Reports prepared by staff of the federal Special Investigations Division of the House Government Reform Committee reveal that thirty percent of the nation’s 5,283 nursing homes had reported instances of abuse over a recent period of two years. While some of the reports simply involved one resident being slapped by another, nearly two thousand of the reports were serious enough to “place the residents in immediate jeopardy of death or serious injury.” Abuse can take many forms, including neglect and poor response times. While instances of neglect and poor care may be less obvious than physical abuse, they can be just as harmful. When an elder care facility’s residents are injured because of the action or inaction of the facility’s staff, they can be held accountable for those injuries.
Recently, a Massachusetts nursing home and elder care facility was sued after one of their residents died. The resident’s family brought a wrongful death and negligence lawsuit against the nursing home after the resident had dangerously low levels of oxygen saturation and died as a result. The family alleged that the staff was poorly trained and supervised and that they should have been much more alert to the resident’s condition and sent him to the hospital long before they did. The lawsuit further alleged that if it were not for the faculty’s slow reaction time and inattention, the resident would not have died.
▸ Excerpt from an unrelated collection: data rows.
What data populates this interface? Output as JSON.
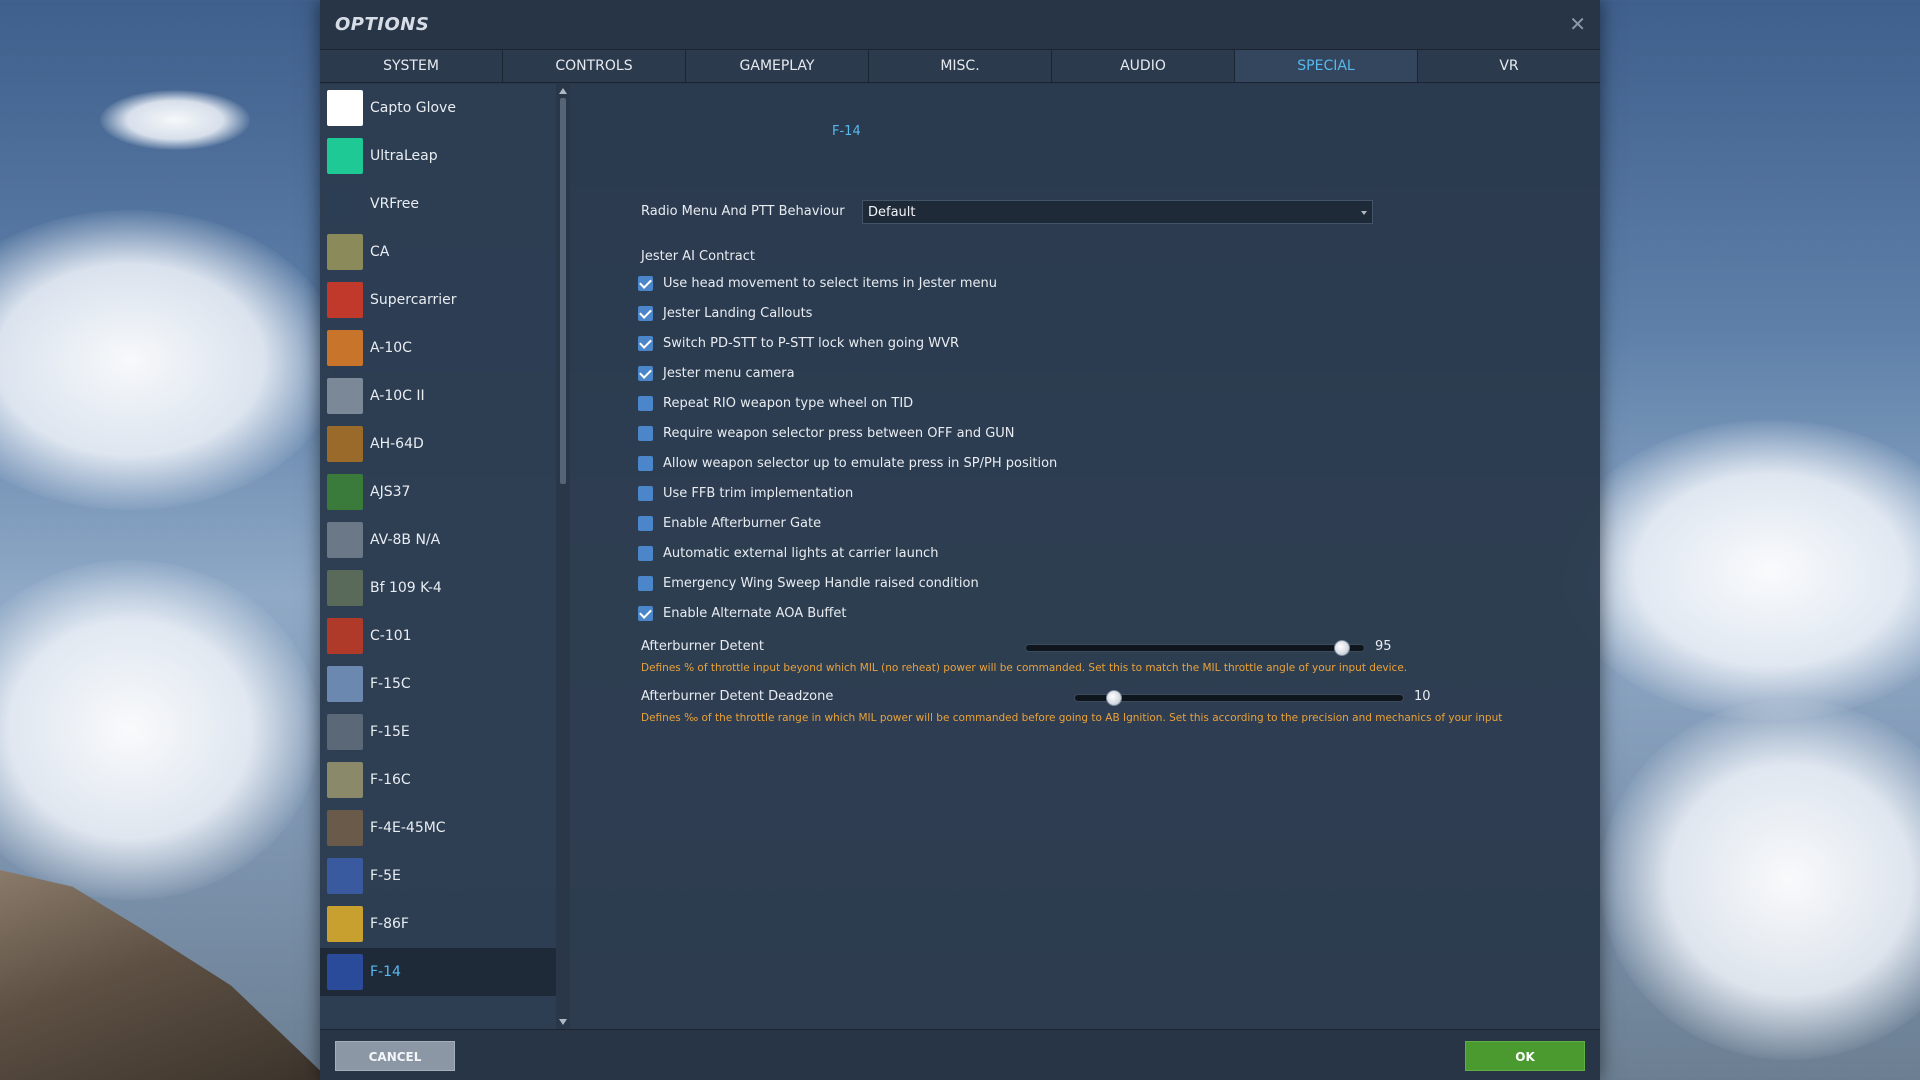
{
  "dialog": {
    "title": "OPTIONS"
  },
  "tabs": [
    {
      "label": "SYSTEM"
    },
    {
      "label": "CONTROLS"
    },
    {
      "label": "GAMEPLAY"
    },
    {
      "label": "MISC."
    },
    {
      "label": "AUDIO"
    },
    {
      "label": "SPECIAL"
    },
    {
      "label": "VR"
    }
  ],
  "active_tab": "SPECIAL",
  "sidebar": {
    "items": [
      {
        "label": "Capto Glove",
        "icon": "capto-glove-icon",
        "color": "#ffffff"
      },
      {
        "label": "UltraLeap",
        "icon": "ultraleap-icon",
        "color": "#1ec995"
      },
      {
        "label": "VRFree",
        "icon": "vrfree-icon",
        "color": "#2c3e54"
      },
      {
        "label": "CA",
        "icon": "ca-icon",
        "color": "#8a8a5a"
      },
      {
        "label": "Supercarrier",
        "icon": "supercarrier-icon",
        "color": "#c0392b"
      },
      {
        "label": "A-10C",
        "icon": "a10c-icon",
        "color": "#c8742a"
      },
      {
        "label": "A-10C II",
        "icon": "a10c-ii-icon",
        "color": "#7a8898"
      },
      {
        "label": "AH-64D",
        "icon": "ah64d-icon",
        "color": "#9a6a2a"
      },
      {
        "label": "AJS37",
        "icon": "ajs37-icon",
        "color": "#3a7a3a"
      },
      {
        "label": "AV-8B N/A",
        "icon": "av8b-icon",
        "color": "#6a7888"
      },
      {
        "label": "Bf 109 K-4",
        "icon": "bf109-icon",
        "color": "#5a6a5a"
      },
      {
        "label": "C-101",
        "icon": "c101-icon",
        "color": "#b03a2a"
      },
      {
        "label": "F-15C",
        "icon": "f15c-icon",
        "color": "#6a88b0"
      },
      {
        "label": "F-15E",
        "icon": "f15e-icon",
        "color": "#5a6878"
      },
      {
        "label": "F-16C",
        "icon": "f16c-icon",
        "color": "#8a8a6a"
      },
      {
        "label": "F-4E-45MC",
        "icon": "f4e-icon",
        "color": "#6a5a4a"
      },
      {
        "label": "F-5E",
        "icon": "f5e-icon",
        "color": "#3a5aa0"
      },
      {
        "label": "F-86F",
        "icon": "f86f-icon",
        "color": "#c8a030"
      },
      {
        "label": "F-14",
        "icon": "f14-icon",
        "color": "#2a4a9a"
      }
    ],
    "selected": "F-14"
  },
  "content": {
    "section_title": "F-14",
    "radio_menu": {
      "label": "Radio Menu And PTT Behaviour",
      "value": "Default"
    },
    "group_label": "Jester AI Contract",
    "checkboxes": [
      {
        "label": "Use head movement to select items in Jester menu",
        "checked": true
      },
      {
        "label": "Jester Landing Callouts",
        "checked": true
      },
      {
        "label": "Switch PD-STT to P-STT lock when going WVR",
        "checked": true
      },
      {
        "label": "Jester menu camera",
        "checked": true
      },
      {
        "label": "Repeat RIO weapon type wheel on TID",
        "checked": false
      },
      {
        "label": "Require weapon selector press between OFF and GUN",
        "checked": false
      },
      {
        "label": "Allow weapon selector up to emulate press in SP/PH position",
        "checked": false
      },
      {
        "label": "Use FFB trim implementation",
        "checked": false
      },
      {
        "label": "Enable Afterburner Gate",
        "checked": false
      },
      {
        "label": "Automatic external lights at carrier launch",
        "checked": false
      },
      {
        "label": "Emergency Wing Sweep Handle raised condition",
        "checked": false
      },
      {
        "label": "Enable Alternate AOA Buffet",
        "checked": true
      }
    ],
    "sliders": [
      {
        "label": "Afterburner Detent",
        "value": "95",
        "level": 0.95,
        "hint": "Defines % of throttle input beyond which MIL (no reheat) power will be commanded. Set this to match the MIL throttle angle of your input device."
      },
      {
        "label": "Afterburner Detent Deadzone",
        "value": "10",
        "level": 0.1,
        "hint": "Defines ‰ of the throttle range in which MIL power will be commanded before going to AB Ignition. Set this according to the precision and mechanics of your input"
      }
    ]
  },
  "footer": {
    "cancel_label": "CANCEL",
    "ok_label": "OK"
  },
  "colors": {
    "accent": "#57b8ee",
    "ok": "#4b9a30",
    "hint": "#e9a23b",
    "checkbox": "#4a86c9"
  }
}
The nursing home argued that they have an expertly trained staff and that there were no immediate signs of harm that would have warranted calling an ambulance. Their argument, however, was reportedly undermined by the subsequent medical report for the resident. Normal pulse oximeter readings usually range from 95 to 100 percent. Values under 90 percent are considered low. Blood oxygen levels below 80 percent may compromise organ function, such as the brain and heart, and should be promptly addressed. The resident’s oxygen saturation level allegedly reached an astonishingly low 20 percent, however, before the facility’s staff called for an ambulance. Before the case could be brought to trial, the nursing home agreed to pay the resident’s family $1.25 million dollars if they dropped their personal injury claim.